Bitcoin is a decentralized electronic currency system. It was first described in a paper by Satoshi Nakamoto (a pseudonym) in 2008. It relies on digital signatures to prove ownership and a public history of transactions to prevent double-spending. The history of transactions is shared using a peer-to-peer network and is agreed upon using a proof-of-work system. The first Bitcoins were transacted in January 2009.
Bitcoin has no central authority or issuer. There is no central bank or fractional reserve system controlling the supply of Bitcoins. Instead, they are generated at a predictable rate such that the eventual total number will never exceed 21 million.

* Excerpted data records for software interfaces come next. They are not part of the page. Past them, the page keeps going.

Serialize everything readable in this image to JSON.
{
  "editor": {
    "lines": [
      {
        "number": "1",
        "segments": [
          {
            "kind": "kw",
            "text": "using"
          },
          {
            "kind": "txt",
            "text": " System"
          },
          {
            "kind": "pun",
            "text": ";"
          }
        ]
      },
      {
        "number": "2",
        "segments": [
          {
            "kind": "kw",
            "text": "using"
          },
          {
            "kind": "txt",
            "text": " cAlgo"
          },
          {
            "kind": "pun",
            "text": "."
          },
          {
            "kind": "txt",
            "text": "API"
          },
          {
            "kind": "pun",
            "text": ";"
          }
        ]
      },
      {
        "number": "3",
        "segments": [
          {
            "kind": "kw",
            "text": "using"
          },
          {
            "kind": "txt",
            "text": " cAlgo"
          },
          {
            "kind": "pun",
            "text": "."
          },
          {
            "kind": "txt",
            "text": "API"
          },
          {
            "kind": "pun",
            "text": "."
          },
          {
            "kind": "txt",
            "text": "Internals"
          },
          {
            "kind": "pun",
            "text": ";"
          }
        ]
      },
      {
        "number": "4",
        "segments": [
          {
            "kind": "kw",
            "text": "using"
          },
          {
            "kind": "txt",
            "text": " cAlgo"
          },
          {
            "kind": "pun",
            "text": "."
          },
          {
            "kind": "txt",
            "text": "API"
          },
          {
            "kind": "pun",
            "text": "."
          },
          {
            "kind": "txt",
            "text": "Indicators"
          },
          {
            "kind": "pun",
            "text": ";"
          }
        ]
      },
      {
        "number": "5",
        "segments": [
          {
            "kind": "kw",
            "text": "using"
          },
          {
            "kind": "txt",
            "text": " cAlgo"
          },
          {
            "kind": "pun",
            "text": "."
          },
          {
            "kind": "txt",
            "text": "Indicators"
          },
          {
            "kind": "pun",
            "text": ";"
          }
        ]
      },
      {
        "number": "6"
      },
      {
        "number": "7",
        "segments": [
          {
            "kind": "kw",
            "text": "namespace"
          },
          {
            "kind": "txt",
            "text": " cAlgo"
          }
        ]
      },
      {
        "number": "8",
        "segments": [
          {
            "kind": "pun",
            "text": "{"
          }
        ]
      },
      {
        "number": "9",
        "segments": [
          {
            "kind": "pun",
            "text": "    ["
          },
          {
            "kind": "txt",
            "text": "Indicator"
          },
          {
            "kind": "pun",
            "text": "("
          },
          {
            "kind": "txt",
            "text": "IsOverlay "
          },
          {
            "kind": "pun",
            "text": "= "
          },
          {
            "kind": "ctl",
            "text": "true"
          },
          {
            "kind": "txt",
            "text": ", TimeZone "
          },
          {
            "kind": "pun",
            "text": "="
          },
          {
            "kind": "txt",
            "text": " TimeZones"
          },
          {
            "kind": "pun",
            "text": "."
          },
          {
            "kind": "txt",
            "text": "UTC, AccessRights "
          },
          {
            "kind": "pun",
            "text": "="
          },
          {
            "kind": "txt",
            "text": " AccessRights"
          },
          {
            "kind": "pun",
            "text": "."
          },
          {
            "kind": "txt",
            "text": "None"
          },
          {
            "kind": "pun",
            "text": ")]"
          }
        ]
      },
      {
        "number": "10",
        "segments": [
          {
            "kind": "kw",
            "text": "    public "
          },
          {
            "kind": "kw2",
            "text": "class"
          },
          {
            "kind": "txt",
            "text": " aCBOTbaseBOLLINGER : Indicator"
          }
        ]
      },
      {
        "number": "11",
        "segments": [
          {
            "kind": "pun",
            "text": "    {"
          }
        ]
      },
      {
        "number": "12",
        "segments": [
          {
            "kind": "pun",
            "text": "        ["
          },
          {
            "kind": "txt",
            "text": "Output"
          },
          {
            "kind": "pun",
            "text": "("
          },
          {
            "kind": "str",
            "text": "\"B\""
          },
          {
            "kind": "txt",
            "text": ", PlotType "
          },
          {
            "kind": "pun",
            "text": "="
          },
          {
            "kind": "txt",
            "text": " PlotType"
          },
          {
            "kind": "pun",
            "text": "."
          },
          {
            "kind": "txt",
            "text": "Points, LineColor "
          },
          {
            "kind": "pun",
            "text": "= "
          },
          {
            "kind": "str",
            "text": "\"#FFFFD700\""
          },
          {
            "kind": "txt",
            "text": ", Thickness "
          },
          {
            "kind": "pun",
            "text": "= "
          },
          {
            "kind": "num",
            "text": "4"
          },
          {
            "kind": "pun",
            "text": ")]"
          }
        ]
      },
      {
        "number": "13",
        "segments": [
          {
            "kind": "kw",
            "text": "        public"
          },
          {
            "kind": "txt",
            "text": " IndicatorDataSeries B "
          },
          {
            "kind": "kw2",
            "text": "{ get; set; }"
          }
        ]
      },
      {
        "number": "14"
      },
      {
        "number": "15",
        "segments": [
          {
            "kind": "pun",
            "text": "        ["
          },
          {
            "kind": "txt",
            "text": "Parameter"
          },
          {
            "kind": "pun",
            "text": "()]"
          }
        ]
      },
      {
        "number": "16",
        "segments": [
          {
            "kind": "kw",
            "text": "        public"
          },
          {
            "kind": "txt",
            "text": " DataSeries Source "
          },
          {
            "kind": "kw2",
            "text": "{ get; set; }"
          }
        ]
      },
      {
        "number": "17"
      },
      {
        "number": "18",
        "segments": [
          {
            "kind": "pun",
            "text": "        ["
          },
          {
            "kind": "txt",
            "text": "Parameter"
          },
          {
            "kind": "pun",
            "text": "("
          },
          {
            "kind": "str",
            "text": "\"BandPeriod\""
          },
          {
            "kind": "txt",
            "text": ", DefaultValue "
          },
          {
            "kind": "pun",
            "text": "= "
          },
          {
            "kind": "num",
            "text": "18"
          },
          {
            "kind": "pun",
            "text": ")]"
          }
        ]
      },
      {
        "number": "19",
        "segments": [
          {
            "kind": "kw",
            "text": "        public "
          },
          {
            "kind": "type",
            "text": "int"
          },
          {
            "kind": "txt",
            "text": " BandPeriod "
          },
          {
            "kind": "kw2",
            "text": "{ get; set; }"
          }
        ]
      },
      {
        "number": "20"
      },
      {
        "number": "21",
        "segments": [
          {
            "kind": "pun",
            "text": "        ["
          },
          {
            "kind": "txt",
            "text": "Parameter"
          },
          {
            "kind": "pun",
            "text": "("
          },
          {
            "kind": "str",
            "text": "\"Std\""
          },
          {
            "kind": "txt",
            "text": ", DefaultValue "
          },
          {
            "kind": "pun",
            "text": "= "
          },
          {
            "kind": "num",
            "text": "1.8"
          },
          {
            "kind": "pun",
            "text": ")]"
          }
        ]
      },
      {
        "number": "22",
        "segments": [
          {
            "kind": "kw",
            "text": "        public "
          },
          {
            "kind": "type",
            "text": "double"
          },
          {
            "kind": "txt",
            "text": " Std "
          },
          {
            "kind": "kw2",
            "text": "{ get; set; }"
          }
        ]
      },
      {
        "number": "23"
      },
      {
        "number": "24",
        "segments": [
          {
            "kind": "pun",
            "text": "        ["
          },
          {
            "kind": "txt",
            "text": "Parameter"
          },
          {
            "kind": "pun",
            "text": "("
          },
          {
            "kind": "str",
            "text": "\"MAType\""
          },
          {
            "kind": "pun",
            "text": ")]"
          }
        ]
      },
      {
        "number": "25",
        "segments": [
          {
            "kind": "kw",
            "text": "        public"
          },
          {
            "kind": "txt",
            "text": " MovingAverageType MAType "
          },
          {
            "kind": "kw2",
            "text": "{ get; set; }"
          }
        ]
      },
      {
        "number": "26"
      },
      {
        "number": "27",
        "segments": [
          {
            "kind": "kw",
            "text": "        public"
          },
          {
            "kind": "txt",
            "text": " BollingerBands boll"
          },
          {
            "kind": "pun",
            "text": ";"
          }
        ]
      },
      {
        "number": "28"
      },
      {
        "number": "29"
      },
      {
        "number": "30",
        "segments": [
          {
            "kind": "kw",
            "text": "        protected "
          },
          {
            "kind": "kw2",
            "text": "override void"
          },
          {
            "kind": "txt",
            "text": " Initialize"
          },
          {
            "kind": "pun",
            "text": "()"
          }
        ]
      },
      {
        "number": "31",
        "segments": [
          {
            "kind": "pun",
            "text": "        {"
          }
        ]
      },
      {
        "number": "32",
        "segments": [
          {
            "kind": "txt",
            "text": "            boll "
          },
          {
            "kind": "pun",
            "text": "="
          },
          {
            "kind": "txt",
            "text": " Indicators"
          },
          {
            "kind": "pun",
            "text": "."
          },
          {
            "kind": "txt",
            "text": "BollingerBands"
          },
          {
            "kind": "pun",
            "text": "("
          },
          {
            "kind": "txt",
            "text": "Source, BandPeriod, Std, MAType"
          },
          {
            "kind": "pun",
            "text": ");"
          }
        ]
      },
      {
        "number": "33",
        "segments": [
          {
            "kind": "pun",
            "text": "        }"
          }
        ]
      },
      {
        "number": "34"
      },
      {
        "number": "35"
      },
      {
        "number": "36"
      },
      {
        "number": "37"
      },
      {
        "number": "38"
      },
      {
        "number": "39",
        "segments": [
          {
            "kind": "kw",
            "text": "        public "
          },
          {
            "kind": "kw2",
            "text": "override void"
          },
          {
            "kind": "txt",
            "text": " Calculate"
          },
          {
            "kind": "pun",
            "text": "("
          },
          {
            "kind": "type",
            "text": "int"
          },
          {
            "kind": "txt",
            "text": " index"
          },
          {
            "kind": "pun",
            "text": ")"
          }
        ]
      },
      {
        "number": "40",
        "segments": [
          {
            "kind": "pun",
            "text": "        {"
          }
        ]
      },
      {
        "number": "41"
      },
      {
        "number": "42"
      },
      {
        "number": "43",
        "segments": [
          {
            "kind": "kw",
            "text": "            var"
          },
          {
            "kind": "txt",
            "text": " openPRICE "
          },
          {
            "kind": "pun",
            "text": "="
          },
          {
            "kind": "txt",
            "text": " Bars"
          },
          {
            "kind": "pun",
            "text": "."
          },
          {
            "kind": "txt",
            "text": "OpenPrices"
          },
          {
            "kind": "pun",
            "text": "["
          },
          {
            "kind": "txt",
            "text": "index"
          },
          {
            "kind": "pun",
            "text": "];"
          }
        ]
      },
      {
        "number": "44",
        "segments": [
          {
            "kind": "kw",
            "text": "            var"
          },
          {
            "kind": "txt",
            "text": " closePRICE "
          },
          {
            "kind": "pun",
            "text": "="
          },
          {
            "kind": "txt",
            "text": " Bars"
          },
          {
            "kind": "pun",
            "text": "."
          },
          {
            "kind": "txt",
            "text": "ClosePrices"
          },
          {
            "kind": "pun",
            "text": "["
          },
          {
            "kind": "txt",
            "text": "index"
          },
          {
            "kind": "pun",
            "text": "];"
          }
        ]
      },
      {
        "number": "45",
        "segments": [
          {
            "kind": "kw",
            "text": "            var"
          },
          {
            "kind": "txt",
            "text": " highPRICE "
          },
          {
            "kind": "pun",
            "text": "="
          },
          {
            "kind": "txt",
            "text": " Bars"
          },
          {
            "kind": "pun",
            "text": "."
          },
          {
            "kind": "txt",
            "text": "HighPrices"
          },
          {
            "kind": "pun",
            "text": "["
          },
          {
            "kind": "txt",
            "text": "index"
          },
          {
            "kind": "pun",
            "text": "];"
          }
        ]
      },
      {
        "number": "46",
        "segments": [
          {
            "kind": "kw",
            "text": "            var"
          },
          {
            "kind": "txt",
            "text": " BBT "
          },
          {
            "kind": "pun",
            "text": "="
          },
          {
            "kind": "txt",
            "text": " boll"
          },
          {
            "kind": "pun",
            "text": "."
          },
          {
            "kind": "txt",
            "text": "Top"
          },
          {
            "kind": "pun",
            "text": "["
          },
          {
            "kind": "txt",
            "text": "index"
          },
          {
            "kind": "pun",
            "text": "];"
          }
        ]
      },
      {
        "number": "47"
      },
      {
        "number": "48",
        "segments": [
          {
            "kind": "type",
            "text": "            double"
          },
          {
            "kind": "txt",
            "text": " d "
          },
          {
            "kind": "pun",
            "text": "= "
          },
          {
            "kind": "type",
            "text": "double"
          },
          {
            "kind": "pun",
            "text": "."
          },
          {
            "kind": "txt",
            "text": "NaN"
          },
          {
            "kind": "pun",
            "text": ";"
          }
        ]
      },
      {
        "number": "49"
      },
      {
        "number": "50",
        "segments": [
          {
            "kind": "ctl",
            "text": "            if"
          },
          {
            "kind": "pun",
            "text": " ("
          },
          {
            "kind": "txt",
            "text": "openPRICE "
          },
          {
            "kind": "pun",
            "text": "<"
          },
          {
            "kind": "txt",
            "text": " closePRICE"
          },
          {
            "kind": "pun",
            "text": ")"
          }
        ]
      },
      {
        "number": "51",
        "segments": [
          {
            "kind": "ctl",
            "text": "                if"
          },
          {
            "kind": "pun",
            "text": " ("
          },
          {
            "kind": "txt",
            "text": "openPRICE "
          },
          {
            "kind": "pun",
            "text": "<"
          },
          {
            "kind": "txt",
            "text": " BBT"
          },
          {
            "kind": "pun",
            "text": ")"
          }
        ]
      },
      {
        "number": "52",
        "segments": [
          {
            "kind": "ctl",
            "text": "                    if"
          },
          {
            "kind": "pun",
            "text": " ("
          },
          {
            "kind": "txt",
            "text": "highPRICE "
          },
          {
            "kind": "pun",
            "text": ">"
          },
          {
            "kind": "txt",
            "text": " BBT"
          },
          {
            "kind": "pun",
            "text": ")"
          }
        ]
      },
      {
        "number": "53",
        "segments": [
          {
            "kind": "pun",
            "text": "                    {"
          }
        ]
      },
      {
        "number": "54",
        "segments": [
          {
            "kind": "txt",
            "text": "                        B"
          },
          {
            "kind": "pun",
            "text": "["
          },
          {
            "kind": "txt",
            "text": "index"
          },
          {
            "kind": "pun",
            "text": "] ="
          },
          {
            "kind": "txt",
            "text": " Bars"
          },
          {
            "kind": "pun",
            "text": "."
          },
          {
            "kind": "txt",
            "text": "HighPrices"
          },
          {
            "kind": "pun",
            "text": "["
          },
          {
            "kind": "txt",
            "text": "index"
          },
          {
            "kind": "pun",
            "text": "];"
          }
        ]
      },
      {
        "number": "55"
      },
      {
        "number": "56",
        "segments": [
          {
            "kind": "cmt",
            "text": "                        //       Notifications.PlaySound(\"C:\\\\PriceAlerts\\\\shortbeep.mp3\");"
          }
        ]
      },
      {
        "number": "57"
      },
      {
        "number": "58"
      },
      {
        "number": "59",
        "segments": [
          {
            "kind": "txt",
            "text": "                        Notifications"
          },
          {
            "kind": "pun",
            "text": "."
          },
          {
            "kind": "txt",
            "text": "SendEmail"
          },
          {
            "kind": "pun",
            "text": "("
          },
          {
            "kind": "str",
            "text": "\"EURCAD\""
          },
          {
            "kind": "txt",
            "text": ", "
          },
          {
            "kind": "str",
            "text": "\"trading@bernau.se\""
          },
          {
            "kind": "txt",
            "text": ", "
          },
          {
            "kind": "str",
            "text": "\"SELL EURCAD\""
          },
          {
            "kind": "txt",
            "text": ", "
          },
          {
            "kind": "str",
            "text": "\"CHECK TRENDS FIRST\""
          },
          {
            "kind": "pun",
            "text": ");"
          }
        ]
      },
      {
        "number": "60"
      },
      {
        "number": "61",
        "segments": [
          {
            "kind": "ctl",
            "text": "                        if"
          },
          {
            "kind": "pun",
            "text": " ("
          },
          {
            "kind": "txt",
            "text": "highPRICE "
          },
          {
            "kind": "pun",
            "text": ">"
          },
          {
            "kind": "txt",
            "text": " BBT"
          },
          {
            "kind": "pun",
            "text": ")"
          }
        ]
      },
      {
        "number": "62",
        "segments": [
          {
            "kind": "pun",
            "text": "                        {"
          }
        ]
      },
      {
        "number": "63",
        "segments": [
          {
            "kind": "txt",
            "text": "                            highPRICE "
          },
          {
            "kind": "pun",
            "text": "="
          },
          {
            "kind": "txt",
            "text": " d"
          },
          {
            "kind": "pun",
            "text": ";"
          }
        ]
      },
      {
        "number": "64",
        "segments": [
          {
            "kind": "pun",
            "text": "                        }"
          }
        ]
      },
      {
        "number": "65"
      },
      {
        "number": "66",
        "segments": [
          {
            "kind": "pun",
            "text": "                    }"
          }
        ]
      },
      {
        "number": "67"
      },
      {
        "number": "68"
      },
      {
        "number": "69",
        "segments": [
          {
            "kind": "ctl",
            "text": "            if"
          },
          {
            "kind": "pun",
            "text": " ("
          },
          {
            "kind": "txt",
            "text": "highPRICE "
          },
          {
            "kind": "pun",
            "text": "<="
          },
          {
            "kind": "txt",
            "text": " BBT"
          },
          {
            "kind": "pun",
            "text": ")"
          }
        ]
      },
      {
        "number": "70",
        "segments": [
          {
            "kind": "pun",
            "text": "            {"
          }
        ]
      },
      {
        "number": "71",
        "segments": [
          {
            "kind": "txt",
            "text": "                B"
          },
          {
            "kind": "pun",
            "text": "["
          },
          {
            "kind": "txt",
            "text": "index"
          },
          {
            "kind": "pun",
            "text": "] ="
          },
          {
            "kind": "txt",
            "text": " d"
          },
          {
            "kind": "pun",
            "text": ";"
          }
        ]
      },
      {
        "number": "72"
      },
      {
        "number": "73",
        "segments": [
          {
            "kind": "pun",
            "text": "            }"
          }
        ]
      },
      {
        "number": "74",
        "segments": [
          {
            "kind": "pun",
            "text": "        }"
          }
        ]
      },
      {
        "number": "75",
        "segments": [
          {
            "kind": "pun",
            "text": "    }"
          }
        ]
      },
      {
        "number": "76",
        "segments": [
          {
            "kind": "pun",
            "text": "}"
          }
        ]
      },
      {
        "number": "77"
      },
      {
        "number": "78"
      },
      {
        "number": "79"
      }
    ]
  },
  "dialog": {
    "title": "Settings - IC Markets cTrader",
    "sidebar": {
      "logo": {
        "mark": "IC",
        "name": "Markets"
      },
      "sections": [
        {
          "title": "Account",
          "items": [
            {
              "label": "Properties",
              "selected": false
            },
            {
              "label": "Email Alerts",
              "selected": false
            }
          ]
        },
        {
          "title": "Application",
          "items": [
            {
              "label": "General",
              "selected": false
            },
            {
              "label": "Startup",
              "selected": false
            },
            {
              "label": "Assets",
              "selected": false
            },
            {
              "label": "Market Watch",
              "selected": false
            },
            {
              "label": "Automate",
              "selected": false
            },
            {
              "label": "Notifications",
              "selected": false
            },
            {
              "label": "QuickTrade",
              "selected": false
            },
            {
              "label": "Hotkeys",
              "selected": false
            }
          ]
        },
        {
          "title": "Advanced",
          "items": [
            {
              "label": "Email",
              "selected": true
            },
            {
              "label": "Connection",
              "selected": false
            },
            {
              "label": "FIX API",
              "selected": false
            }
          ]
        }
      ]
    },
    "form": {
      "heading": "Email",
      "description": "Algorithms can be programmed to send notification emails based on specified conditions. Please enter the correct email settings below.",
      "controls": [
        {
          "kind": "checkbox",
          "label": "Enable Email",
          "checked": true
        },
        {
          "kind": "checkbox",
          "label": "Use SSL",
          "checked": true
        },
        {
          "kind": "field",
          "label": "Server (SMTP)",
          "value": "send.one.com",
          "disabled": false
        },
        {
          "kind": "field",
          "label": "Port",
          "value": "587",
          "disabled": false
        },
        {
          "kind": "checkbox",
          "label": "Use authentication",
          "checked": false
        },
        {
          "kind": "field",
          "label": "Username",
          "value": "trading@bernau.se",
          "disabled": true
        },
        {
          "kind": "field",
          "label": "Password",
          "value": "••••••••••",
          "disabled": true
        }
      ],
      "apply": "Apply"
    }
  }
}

There is no requirement for a trusted third-party when making Bitcoin transactions. Suppose Alice wishes to send a number of Bitcoins to Bob. Alice uses a Bitcoin client to join the Bitcoin peer-to-peer network and makes a public transaction or declaration stating that one or more identities that she controls (which can be verified using public-key cryptography), and which previously had a number of Bitcoins assigned to them, wish to re-assign those Bitcoins to one or more other identities, at least one of which is controlled by Bob. The participants of the peer-to-peer network form a collective consensus regarding the validity of this transaction by appending it to the public history of previously agreed-upon transactions (the block chain). This process involves the repeated computation of a cryptographic hash function such that the digest of the transaction, along with other pending transactions, and an arbitrary nonce, has a specific form. This process is designed to require considerable computational effort, from which the security of the Bitcoin mechanism is derived. To encourage users to pay this computational cost, the process is incentivized using newly generated Bitcoins and/or transaction fees. This entire process is known as mining.